WORK INSTRUCTION. Every line in the records below that holds "icon" must be identified and copied.
::::::
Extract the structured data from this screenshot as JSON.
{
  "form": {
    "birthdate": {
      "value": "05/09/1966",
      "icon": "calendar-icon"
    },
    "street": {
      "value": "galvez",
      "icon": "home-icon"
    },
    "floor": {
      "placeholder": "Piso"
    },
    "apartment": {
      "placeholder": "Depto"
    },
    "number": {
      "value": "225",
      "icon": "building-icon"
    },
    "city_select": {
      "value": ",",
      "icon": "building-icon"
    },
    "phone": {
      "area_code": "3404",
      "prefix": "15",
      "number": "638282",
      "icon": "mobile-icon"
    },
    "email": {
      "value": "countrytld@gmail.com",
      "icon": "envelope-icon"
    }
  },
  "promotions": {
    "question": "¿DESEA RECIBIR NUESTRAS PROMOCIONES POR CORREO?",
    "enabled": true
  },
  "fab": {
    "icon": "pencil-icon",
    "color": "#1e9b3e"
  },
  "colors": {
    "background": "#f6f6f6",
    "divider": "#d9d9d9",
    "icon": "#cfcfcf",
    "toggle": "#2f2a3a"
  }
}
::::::
SOLUTION TO THIS PROBLEM.
      "icon": "calendar-icon"
      "icon": "home-icon"
      "icon": "building-icon"
      "icon": "building-icon"
      "icon": "mobile-icon"
      "icon": "envelope-icon"
    "icon": "pencil-icon",
    "icon": "#cfcfcf",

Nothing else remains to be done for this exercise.